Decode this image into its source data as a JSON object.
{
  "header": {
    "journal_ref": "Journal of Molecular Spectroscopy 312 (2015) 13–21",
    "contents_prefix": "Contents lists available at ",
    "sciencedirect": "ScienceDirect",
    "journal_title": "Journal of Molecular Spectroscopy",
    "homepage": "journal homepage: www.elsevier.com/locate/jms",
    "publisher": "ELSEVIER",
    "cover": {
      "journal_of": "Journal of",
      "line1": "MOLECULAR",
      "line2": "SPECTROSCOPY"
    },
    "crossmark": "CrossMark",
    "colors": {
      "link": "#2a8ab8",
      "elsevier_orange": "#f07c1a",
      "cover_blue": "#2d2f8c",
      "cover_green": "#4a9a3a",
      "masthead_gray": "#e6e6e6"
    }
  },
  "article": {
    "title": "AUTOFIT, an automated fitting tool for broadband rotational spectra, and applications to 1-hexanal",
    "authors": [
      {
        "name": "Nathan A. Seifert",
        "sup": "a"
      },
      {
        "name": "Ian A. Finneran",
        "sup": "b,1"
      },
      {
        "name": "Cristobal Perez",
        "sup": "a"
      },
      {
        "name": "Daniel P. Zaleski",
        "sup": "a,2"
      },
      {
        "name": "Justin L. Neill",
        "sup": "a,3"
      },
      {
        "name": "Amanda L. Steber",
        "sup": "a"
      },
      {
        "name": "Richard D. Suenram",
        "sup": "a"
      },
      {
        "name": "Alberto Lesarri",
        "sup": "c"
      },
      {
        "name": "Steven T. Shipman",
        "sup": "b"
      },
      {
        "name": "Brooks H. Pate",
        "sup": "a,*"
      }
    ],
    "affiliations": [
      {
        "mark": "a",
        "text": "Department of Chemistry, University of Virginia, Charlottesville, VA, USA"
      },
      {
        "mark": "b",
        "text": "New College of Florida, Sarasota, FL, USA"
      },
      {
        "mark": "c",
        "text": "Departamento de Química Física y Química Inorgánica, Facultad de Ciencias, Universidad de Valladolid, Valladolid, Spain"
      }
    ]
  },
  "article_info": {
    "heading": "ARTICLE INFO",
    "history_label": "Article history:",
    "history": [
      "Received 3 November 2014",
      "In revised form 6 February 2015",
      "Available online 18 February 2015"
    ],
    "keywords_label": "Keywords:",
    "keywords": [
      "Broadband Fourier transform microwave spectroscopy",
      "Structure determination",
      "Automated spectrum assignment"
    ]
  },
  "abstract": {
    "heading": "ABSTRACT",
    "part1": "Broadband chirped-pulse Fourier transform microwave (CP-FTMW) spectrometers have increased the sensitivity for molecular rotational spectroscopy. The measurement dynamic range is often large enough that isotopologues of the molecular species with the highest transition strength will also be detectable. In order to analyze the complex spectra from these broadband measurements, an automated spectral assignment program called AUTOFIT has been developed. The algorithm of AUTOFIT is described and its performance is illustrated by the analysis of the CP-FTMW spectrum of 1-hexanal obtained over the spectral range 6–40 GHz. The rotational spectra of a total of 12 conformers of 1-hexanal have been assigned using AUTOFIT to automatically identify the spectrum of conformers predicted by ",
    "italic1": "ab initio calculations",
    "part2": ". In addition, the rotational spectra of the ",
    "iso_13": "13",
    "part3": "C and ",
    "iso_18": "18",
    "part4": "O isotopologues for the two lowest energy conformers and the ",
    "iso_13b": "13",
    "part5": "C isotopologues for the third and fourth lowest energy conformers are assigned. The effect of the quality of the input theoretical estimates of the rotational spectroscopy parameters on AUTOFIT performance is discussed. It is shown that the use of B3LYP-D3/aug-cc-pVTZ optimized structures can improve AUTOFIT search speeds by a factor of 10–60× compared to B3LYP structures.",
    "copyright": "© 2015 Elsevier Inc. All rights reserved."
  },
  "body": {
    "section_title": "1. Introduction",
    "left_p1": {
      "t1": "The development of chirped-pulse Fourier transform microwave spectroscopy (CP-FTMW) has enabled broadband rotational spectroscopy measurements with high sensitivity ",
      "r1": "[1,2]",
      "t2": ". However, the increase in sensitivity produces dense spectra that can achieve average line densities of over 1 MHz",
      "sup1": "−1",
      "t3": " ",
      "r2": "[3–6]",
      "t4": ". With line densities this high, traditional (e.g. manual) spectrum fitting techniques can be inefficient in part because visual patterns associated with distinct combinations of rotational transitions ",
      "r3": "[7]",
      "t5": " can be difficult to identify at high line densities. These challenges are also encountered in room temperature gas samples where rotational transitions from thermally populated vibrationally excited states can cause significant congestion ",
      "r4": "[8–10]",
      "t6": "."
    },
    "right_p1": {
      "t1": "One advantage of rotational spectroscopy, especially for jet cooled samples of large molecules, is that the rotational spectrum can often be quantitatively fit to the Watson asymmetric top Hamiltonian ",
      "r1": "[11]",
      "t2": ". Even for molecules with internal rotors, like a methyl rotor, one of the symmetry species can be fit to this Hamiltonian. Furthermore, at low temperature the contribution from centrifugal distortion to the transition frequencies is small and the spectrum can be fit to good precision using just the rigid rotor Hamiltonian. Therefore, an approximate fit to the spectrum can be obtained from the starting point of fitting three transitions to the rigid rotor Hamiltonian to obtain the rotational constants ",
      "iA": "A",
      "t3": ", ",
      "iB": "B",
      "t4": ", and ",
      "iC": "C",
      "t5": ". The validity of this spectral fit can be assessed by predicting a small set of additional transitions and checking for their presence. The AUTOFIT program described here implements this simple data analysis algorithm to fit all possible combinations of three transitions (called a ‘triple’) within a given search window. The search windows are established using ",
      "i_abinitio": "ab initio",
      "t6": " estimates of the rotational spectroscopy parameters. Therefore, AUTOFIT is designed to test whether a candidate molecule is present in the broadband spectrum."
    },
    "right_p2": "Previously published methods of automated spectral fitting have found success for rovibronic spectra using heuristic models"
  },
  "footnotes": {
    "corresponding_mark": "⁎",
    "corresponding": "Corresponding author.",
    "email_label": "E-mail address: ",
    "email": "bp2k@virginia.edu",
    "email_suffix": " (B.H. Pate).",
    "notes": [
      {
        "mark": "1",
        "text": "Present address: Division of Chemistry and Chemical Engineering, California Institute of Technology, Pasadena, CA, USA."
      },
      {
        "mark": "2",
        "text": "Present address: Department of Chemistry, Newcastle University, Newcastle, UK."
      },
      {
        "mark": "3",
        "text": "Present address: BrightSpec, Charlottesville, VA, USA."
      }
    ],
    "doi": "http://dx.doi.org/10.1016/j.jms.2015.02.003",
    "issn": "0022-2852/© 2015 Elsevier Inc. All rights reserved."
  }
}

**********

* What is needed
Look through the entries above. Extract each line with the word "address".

* Written reply
    "email_label": "E-mail address: ",
        "text": "Present address: Division of Chemistry and Chemical Engineering, California Institute of Technology, Pasadena, CA, USA."
        "text": "Present address: Department of Chemistry, Newcastle University, Newcastle, UK."
        "text": "Present address: BrightSpec, Charlottesville, VA, USA."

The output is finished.